I sit here and say that I value family. I believe they are important. I believe they are worth sacrifices. They merit a not-altogether-insignificant amount of time, effort, and expense toward the end of nurturing the familial bond. They are relationships that cannot be replaced, and they should be treated as such.
But yet, when I look at the family members to whom I’m closest, they are the ones whose lives most closely resemble my own: similar ages, similar lifestyles, similar interests. And once some imaginary threshold of difference is met, my efforts to nurture and build that relationship diminish.
So I worry about being two-faced and duplicitous. I worry about where I draw the line. I worry about whether or not I should match the level of effort I extend to certain relatives to the entire lot of them. But it’s not a small group of people. So I then worry about how quickly I might go positively batty if I did go down that equitable path.
A few generations ago the family – both nuclear and extended – was the lynchpin of society. Before the interstate highway system was built; before transcontinental flights took off from every airport hub many times daily; before cell phones and the internet made us accessible at all hours of the day and night; before all these things came about, the radii of our lives were shorter. We stayed closer to home and closer to our relatives. And these questions of how awkward to feel upon seeing a family member who is indeed your blood relative but whom you hardly know were rarely asked. Similarly, less frequently did we all jet-set about the country (or world) for the purposes of career, climate, or courtship. So less critical was the need to develop friends who became stand-ins for our families.
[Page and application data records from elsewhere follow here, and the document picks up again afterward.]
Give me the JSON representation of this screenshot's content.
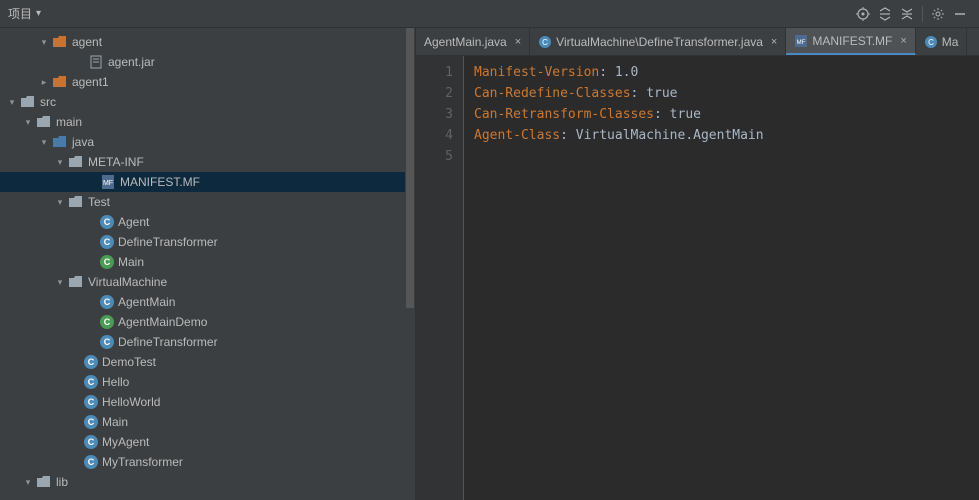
{
  "toolbar": {
    "title": "项目"
  },
  "tree": {
    "agent": {
      "label": "agent"
    },
    "agent_jar": {
      "label": "agent.jar"
    },
    "agent1": {
      "label": "agent1"
    },
    "src": {
      "label": "src"
    },
    "main": {
      "label": "main"
    },
    "java": {
      "label": "java"
    },
    "metainf": {
      "label": "META-INF"
    },
    "manifest": {
      "label": "MANIFEST.MF"
    },
    "test_pkg": {
      "label": "Test"
    },
    "agent_cls": {
      "label": "Agent"
    },
    "definetrans_cls": {
      "label": "DefineTransformer"
    },
    "main_cls": {
      "label": "Main"
    },
    "vm_pkg": {
      "label": "VirtualMachine"
    },
    "agentmain_cls": {
      "label": "AgentMain"
    },
    "agentmaindemo_cls": {
      "label": "AgentMainDemo"
    },
    "definetrans2_cls": {
      "label": "DefineTransformer"
    },
    "demotest_cls": {
      "label": "DemoTest"
    },
    "hello_cls": {
      "label": "Hello"
    },
    "helloworld_cls": {
      "label": "HelloWorld"
    },
    "main2_cls": {
      "label": "Main"
    },
    "myagent_cls": {
      "label": "MyAgent"
    },
    "mytrans_cls": {
      "label": "MyTransformer"
    },
    "lib": {
      "label": "lib"
    }
  },
  "tabs": {
    "t1": {
      "label": "AgentMain.java"
    },
    "t2": {
      "label": "VirtualMachine\\DefineTransformer.java"
    },
    "t3": {
      "label": "MANIFEST.MF"
    },
    "t4": {
      "label": "Ma"
    }
  },
  "code": {
    "l1k": "Manifest-Version",
    "l1v": ": 1.0",
    "l2k": "Can-Redefine-Classes",
    "l2v": ": true",
    "l3k": "Can-Retransform-Classes",
    "l3v": ": true",
    "l4k": "Agent-Class",
    "l4v": ": VirtualMachine.AgentMain"
  },
  "gutter": {
    "l1": "1",
    "l2": "2",
    "l3": "3",
    "l4": "4",
    "l5": "5"
  }
}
It seems disingenuous to say that these two relationships – friendship and family – are interchangeable. In some nuanced way each relationship is distinct. But I struggle to discern what that distinction is. Where do the lines of friends and family become blurred? What does each type of relationship lose (if anything) by being labeled as the other? Do we overload friendships with pressure and commitment by thinking of them as family? Are family relationships undersold by being outlined with the same, sometimes fickle, brush strokes as friendship? And further still, such questions presuppose that the family bond is always stronger than friendship. But history has borne witness to far too many family feuds for the family bond to masquerade as invincible.
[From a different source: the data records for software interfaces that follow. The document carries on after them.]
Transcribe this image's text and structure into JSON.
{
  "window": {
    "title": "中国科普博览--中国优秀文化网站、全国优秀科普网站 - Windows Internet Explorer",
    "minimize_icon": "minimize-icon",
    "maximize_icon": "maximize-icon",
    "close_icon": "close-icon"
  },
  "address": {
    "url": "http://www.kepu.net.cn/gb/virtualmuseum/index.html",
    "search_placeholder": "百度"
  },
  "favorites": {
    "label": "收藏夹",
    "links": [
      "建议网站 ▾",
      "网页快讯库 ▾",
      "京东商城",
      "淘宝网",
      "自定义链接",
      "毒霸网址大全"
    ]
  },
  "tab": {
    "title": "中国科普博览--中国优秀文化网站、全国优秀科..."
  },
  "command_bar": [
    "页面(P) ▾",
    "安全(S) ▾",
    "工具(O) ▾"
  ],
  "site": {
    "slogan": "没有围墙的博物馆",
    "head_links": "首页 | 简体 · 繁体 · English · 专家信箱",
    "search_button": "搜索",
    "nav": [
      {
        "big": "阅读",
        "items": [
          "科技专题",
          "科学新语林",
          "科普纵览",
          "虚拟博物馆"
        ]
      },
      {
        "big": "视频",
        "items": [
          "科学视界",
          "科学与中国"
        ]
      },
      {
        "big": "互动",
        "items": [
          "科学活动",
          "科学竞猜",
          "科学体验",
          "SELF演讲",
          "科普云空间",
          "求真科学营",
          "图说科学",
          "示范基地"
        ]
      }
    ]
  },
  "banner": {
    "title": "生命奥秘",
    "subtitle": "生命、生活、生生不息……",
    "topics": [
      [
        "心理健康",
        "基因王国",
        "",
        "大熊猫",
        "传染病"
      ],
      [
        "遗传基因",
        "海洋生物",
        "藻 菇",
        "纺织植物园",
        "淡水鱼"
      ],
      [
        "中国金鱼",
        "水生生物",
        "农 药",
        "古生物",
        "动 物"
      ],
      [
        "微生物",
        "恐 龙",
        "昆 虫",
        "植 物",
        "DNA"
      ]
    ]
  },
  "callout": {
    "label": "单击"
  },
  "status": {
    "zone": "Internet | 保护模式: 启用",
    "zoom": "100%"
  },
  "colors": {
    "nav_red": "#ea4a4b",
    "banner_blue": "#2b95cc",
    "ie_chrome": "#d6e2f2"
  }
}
I do not know the answers to these questions. Frankly, I’m not sure what answers would bring to the table. We are all different; in our families; in our friendships; and in the ways we bridge the gaps between the two.
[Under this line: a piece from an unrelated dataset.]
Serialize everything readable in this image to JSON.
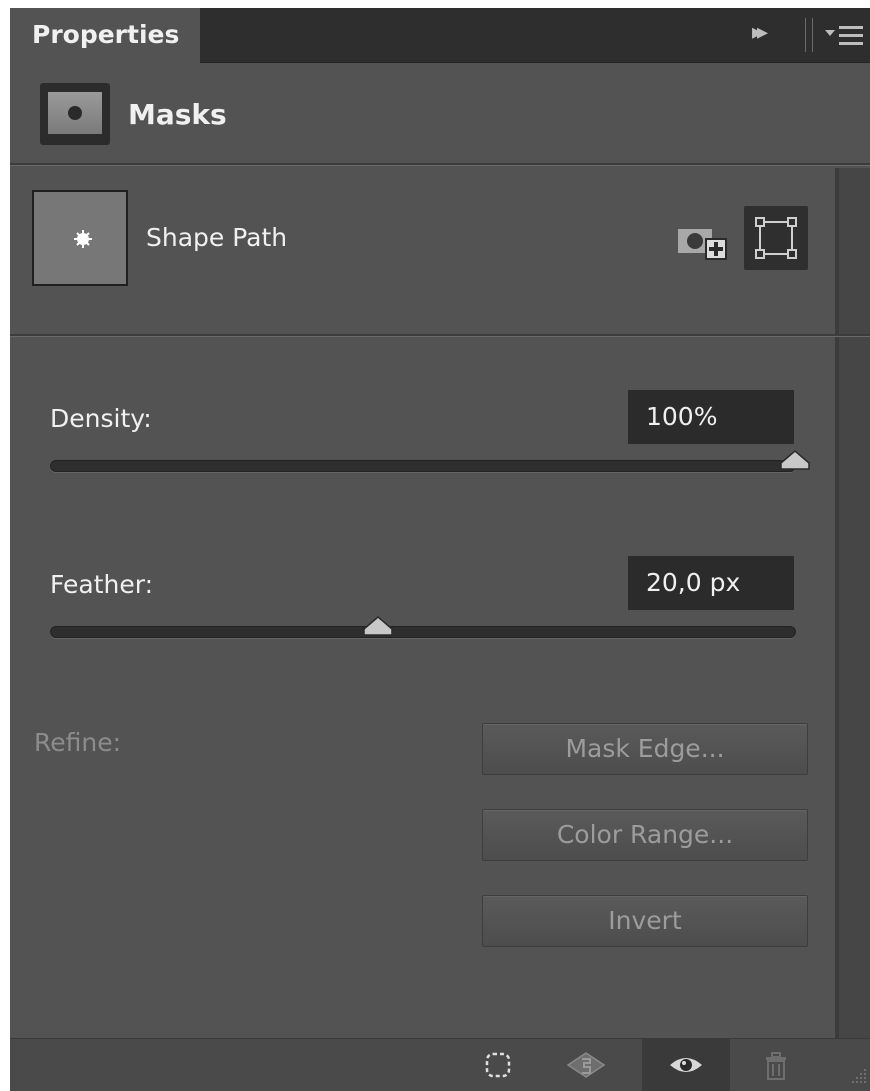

What I do know is that as human beings we need both; or at least people who fill both roles. We need people whose bond to us is temporary, allowing us to learn, grow, and move on in our lives. Not all relationships are meant to last forever. But we also need people whose ties to us are enduring and permanent. We are social animals, in need of many forms of companionship.
I am lucky to have been blessed with both friends and family. Not only that, but friends and family who defy the boundaries of conventional labels. This doesn’t mean that I have perfect relationships; that I don’t sometimes still feel lonely or isolated. But it means that when I do have those feelings I have people to share them with. And whether it’s the door of a friend or a family member that I knock on, the presence of the door itself is what matters the most.